What are your influences as the founder of Cultivating and The Cultivating Project, and how do you see Christianity Today or Beautiful Orthodoxy specifically shaping your work?

As the founder of Cultivating, I have many sources of influence and inspiration, and Christianity Today is one of them. I resonate strongly with its core mission and have since I became a believer over 48 years ago, long before the phrase Beautiful Orthodoxy existed. As publisher of Cultivating, my purpose is to spark courage and inspiration in believers who are engaged in creative endeavors but also for teachers, spiritual directors, and pastors, much like CT does.

Cultivating, as the online publication, serves as the house for The Cultivating Project, which is effectively the family that lives within it. The Cultivating Project is a unique discipleship initiative that gathers a team reflecting varied creative disciplines to intentionally develop the three C's: craft, character, and community. As someone engaged in the arts, it's been my observation that if we don't carefully develop these three, we won't be truly whole as human beings or as craftsmen. We must cultivate the balance of those three C's. I think that's true for everyone, whether in the arts or other fields.

Christianity Today influences my work with Cultivating by offering a reliable standard not only in the quality of writing and balanced perspectives but also in training within the organization to live up to those same standards of excellence. The Cultivating Project endeavors to do the same. CT has high standards of what it means to treat people fairly, to listen, to love, and to be motivated by the truth. All of this is tempered with tenderness in the lives of their staff. The bravery that Christianity Today demonstrates in this gives me comfort in the publishing world. While they are not without fear, CT moves beyond the fear to focus on a greater call. The courage CT models in the global view of the world and Christianity as a whole makes me feel less alone.

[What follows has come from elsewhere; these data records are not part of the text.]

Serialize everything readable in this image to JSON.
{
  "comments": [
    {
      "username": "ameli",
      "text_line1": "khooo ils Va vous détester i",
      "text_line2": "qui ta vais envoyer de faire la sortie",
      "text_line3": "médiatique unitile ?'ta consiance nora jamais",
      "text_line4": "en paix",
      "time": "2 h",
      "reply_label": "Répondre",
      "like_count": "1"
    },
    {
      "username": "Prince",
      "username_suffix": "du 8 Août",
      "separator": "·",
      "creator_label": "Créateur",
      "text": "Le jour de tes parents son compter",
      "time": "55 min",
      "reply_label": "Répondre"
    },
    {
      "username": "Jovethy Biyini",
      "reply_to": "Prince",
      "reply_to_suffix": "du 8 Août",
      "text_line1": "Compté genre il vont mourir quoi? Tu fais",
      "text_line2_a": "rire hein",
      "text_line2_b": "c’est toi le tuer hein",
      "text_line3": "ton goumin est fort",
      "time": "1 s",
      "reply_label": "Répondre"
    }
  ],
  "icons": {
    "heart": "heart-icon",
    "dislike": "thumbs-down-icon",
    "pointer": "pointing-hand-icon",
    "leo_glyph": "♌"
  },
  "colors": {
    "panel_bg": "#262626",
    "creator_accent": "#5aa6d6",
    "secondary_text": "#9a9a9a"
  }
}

Why are you a Sustaining Partner of Christianity Today?

Christianity Today is critical because it's reaching those who really need it within the church and beyond. It specifically reaches leaders—one of the most underserved groups in the body.

Champion is the word I always think of when I think of CT. If there's anyone, any organization, that is a champion for me, it's Christianity Today. Beautiful Orthodoxy's influence is spreading like rain onto dry land. What does rain do when it falls in a desert? It awakens the desert to bloom. We live in a time that is a vast desert of postmodernism. It is our business as believers to irrigate the desert. Every issue of CT is doing that—watering the desert and inspiring those who labor to do redemptive work. CT is a voice of clarity, courage, and compassion. That's why it's so vital to support this ministry.

Joy Beth Smith is an associate editor of Christianity Today.